CofC’s The College Today is featuring WGS Director Prof. Kris De Welde’s research which aims to close the equity gaps in academic STEM. Read the article on CofC’s website or below!
Words by Mike Robertson:
A recent report from the American Association of University Women indicates that women make up only 28% of the workforce in science, technology, engineering and math (STEM) fields. Even though women earn about half of science and engineering bachelor’s degrees, there are still large disparities across areas like computer science and mathematics. And, at the doctoral level, only 5% of doctoral degrees are earned by minority women.
These inequities drive the gender and racial equity gaps in some of the fastest-growing and highest-paid jobs, such as those in computer science and engineering. Kris De Welde wants to address those gaps.
De Welde, professor and director of the Women’s and Gender Studies Program at the College of Charleston, is leveraging a $1.9 million grant from the National Science Foundation (NSF) Education and Human Resources Core Research program (EHR) for her research project, “ADVANCE and Beyond: Understanding Processes of Institutional Change to Promote STEM Equity and Education.”
Building on previous research that documents organizational interventions and strategies to promote gender equity in academic STEM fields, De Welde and research colleagues at the University of Colorado Boulder and Michigan State University are studying the organizational processes that are essential in creating what they call the “scaffolding” for successful change initiatives.
“There have been many, many studies about what it takes to create systemic change, and we know that it requires more than a single intervention,” says De Welde. “Change approaches have to be systemic, because we are really trying to revise institutional culture, as well as policies and practices.

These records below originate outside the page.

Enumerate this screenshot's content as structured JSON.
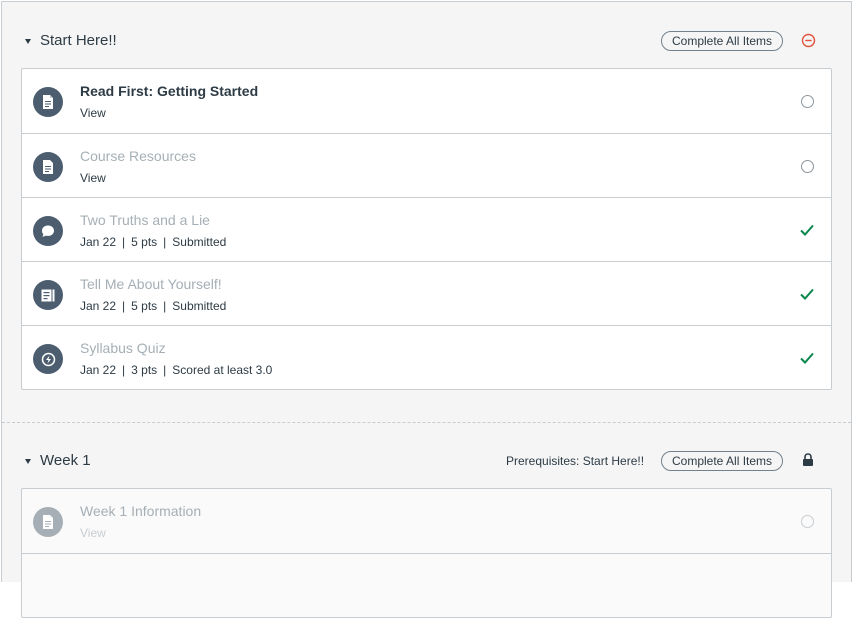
{
  "colors": {
    "complete_check": "#0b874b",
    "remove_icon": "#e0533d",
    "icon_bg": "#4b5d6e"
  },
  "modules": [
    {
      "title": "Start Here!!",
      "complete_all_label": "Complete All Items",
      "header_icon": "minus-circle-icon",
      "items": [
        {
          "title": "Read First: Getting Started",
          "meta": [
            "View"
          ],
          "icon": "page-icon",
          "status": "incomplete"
        },
        {
          "title": "Course Resources",
          "meta": [
            "View"
          ],
          "icon": "page-icon",
          "status": "incomplete"
        },
        {
          "title": "Two Truths and a Lie",
          "meta": [
            "Jan 22",
            "5 pts",
            "Submitted"
          ],
          "icon": "discussion-icon",
          "status": "complete"
        },
        {
          "title": "Tell Me About Yourself!",
          "meta": [
            "Jan 22",
            "5 pts",
            "Submitted"
          ],
          "icon": "assignment-icon",
          "status": "complete"
        },
        {
          "title": "Syllabus Quiz",
          "meta": [
            "Jan 22",
            "3 pts",
            "Scored at least 3.0"
          ],
          "icon": "quiz-icon",
          "status": "complete"
        }
      ]
    },
    {
      "title": "Week 1",
      "prerequisites": "Prerequisites: Start Here!!",
      "complete_all_label": "Complete All Items",
      "header_icon": "lock-icon",
      "items": [
        {
          "title": "Week 1 Information",
          "meta": [
            "View"
          ],
          "icon": "page-icon",
          "status": "locked"
        }
      ]
    }
  ]
}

Interventions have to happen at multiple levels and using multiple levers.”
“Scaffolding processes” may include things like strategic communication strategies that reach multiple audiences, the use of theory to support change initiatives, and sustainability planning for the long-term viability of the project.
“Our goal is to not just uncover these processes,” says De Welde, “but to also test our understanding of how they work together alongside intervention strategies for institutional transformation.”
Since 2001, the NSF has invested over $270M to support ADVANCE Institutional Transformation program projects in an effort to increase the representation and advancement of women in academic science, technology, engineering and mathematics careers. De Welde says these interventions have had a tremendous impact on many institutions and hence many individuals.
“While the initial focus is on women and minoritized individuals in STEM fields, the impact is much broader,” she says, adding that closing the intersectional equity gaps in academic STEM should be a universal goal. “When you create an institutional change initiative that brings equity to an institution, it benefits everyone.”
De Welde’s four-year research project began last year.